This study has some limitations. Primarily, the cross-sectional nature of the study does not enable us to understand the mechanisms and time sequence of the associations. Additional large cohort studies are needed to establish the time sequence and evaluate changes in the oral microbiome from early to later stages of pancreatic cancer. Furthermore, the small sample size does not allow for subgroup analysis to assess whether the associations are consistent across different populations defined by factors such as race, ethnicity and smoking status. For example, none of the patients in our discovery group and very few of the patients in our validation group had a history of smoking. However, smoking is clearly a risk factor for pancreatic cancer, and cigarettes themselves may represent a source for exposure to a wide range of potentially pathogenic microbes.68 However, this does not detract from the potential value of these markers for diagnostic testing, which is currently being evaluated in a nested, case-controlled study using a population-based cohort.
We thank Ali Ammar for collecting and processing saliva samples. We also thank Susan Boches for technical assistance.
Funding Funding support was provided by the National Institute of Health (RO1DE017170 and R21CA126733).
Competing interests DTWW disclose ownership of intellectual property related to the saliva diagnostics field. The other authors disclosed no potential conflicts of interests.

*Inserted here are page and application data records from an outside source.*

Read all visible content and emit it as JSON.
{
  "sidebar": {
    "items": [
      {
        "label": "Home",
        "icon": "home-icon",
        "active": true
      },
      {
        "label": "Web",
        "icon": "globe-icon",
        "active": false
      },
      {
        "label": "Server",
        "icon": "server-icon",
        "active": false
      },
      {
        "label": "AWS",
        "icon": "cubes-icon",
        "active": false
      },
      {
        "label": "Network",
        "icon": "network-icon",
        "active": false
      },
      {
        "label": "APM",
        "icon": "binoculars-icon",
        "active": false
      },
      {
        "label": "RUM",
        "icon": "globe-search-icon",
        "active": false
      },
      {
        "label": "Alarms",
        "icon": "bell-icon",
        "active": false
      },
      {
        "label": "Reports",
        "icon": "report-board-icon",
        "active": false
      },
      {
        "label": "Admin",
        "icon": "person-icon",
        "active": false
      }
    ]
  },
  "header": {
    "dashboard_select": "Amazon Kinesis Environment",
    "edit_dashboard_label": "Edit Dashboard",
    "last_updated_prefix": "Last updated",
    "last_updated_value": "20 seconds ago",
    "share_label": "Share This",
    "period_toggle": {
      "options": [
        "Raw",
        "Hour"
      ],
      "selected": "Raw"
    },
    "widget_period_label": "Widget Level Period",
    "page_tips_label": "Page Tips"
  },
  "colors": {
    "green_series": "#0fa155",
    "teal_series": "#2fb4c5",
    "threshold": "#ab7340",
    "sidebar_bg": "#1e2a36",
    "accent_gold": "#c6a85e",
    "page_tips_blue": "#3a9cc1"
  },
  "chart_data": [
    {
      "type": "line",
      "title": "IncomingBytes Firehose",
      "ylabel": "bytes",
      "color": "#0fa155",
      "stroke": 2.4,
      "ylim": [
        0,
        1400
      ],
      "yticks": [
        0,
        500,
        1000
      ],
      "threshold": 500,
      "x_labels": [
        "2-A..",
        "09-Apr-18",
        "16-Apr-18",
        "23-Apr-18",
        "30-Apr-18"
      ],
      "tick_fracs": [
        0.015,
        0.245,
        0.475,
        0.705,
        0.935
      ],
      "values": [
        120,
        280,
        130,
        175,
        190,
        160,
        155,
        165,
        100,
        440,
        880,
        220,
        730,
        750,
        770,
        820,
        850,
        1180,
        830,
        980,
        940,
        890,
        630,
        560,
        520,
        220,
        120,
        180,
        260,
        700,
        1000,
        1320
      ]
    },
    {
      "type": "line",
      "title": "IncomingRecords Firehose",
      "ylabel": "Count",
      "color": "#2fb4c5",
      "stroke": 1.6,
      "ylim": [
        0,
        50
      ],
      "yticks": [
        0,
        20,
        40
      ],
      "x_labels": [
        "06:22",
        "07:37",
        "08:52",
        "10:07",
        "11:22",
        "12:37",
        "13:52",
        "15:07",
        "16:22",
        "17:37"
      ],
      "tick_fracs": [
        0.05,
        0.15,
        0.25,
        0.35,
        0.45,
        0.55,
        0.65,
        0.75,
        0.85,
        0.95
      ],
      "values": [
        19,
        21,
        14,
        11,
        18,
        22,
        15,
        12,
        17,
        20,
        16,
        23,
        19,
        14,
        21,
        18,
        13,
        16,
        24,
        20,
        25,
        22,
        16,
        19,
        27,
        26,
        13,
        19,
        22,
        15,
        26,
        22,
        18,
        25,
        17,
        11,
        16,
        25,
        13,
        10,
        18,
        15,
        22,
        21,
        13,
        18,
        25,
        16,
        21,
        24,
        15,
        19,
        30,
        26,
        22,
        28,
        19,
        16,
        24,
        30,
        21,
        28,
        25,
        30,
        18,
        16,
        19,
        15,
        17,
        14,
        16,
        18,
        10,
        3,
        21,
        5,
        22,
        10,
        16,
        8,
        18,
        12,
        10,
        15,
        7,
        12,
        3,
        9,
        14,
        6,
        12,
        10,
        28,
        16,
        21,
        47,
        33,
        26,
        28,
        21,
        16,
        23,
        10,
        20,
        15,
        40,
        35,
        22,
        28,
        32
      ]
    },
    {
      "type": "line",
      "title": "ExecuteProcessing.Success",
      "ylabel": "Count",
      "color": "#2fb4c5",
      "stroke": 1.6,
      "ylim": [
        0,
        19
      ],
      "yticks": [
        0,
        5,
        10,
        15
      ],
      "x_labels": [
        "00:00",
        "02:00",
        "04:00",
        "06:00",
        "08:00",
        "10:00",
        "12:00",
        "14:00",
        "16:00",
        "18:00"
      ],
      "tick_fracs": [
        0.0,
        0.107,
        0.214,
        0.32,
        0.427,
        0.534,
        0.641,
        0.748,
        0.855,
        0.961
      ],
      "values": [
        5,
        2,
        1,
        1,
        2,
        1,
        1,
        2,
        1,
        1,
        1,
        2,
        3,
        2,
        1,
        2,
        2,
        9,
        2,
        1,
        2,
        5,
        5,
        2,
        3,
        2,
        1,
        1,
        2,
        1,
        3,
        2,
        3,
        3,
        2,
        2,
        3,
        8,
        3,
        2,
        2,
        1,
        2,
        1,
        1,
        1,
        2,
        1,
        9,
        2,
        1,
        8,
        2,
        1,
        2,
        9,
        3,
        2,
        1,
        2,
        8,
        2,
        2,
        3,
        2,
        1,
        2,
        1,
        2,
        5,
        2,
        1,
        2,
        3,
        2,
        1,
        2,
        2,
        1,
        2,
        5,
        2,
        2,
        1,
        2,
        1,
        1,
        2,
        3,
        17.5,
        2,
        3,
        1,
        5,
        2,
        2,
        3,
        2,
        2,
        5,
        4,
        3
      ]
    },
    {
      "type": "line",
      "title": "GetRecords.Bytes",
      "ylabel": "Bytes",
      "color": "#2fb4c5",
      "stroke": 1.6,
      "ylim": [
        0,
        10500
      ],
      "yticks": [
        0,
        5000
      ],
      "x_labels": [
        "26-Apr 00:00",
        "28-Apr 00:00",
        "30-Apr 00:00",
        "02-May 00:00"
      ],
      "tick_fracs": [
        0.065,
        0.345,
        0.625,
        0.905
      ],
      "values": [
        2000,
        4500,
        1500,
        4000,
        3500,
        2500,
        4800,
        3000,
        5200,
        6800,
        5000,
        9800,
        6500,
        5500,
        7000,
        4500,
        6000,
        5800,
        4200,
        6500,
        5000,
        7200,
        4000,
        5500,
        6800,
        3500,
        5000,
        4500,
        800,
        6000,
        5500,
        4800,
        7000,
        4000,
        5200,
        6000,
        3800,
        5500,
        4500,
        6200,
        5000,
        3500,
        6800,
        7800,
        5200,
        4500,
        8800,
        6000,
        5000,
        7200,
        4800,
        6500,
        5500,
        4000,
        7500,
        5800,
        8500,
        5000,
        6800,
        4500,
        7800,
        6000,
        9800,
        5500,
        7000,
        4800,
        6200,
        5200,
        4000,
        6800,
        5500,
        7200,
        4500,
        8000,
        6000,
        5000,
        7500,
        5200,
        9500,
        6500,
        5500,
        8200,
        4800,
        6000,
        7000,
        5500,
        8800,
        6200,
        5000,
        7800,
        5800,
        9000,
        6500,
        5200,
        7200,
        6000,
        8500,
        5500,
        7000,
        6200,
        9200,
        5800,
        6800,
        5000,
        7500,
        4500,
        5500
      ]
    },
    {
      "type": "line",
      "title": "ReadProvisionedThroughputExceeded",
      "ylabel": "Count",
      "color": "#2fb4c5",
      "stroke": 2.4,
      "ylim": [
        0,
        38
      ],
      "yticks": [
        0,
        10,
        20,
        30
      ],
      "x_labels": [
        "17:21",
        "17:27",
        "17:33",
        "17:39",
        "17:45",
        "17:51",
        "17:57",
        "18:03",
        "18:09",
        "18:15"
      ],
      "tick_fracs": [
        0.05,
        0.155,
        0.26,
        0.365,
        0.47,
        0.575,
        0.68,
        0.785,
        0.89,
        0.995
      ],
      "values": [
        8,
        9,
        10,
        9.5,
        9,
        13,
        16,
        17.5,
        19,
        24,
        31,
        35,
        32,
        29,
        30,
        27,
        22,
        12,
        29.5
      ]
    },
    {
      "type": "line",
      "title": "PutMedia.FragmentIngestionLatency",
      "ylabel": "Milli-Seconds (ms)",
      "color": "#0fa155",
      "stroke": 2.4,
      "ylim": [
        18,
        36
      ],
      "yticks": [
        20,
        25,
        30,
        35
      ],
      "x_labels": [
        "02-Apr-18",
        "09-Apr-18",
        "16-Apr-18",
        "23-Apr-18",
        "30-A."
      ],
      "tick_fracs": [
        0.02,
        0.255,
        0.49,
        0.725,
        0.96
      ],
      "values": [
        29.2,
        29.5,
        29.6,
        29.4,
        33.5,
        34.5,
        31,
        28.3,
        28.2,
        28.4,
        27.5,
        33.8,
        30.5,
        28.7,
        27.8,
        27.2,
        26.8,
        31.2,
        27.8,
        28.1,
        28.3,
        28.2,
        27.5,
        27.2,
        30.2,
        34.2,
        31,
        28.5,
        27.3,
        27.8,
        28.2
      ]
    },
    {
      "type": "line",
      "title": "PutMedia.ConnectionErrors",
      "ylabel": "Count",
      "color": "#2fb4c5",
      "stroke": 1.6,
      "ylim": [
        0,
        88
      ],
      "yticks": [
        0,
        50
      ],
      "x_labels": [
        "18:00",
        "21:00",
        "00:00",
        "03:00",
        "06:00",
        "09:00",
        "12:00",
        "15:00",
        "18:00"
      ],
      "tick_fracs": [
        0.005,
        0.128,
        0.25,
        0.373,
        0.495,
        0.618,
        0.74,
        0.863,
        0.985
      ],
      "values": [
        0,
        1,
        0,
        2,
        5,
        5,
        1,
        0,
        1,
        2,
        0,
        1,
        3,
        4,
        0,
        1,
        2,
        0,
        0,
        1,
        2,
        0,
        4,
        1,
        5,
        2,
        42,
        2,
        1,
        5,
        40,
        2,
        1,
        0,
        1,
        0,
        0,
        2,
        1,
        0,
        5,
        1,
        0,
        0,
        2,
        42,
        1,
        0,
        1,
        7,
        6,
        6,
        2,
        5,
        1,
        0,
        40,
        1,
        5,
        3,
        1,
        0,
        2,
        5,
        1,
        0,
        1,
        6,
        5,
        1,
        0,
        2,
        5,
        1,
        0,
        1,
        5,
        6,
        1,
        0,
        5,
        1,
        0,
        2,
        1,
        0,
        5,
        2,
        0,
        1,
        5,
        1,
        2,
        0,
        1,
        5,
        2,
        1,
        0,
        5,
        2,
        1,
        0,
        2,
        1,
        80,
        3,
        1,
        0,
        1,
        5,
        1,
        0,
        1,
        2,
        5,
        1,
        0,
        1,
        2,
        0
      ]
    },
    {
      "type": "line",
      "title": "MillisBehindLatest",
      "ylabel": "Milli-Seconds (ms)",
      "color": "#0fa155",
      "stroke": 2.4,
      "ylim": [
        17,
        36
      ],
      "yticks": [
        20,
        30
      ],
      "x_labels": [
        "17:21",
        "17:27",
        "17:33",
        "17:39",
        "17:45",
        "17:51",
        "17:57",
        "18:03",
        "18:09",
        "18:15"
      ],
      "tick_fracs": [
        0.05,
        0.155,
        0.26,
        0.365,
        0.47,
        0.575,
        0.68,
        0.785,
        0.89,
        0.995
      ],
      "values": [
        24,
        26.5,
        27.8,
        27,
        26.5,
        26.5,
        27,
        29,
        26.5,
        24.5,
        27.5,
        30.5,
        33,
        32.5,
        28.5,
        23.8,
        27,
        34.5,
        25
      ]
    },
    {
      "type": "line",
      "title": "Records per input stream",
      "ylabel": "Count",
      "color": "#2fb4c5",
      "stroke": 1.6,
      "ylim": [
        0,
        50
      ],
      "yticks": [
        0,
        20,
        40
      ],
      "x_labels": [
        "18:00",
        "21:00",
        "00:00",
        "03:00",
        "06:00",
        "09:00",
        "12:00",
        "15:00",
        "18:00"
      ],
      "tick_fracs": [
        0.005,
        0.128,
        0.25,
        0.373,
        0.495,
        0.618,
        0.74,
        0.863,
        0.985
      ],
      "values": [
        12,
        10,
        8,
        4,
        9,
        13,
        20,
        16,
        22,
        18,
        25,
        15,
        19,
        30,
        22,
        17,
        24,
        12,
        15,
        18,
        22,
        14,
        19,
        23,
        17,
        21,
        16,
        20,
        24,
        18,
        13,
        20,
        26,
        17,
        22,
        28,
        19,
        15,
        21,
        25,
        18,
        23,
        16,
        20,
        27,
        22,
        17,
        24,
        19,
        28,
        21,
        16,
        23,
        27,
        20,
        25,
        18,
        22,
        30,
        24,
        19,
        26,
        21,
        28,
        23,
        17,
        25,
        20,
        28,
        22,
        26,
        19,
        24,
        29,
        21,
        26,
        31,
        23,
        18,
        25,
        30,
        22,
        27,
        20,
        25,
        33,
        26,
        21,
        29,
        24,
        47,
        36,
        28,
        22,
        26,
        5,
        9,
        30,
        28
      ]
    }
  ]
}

Ethics approval UCLA IRB Committee. This study was approved by the UCLA Institutional Review Board.
Contributors LZ, JF and DW supervised all aspects of this study including study design, execution and data interpretation. LZ, JF and BP conducted the experiments and analysed experimental data. LZ, HZ, DE and BP contributed to data acquisition and data interpretation. JF provided human saliva samples. LZ, JF and KJ wrote the final manuscript. All authors reviewed the manuscript.
Provenance and peer review Not commissioned; externally peer reviewed.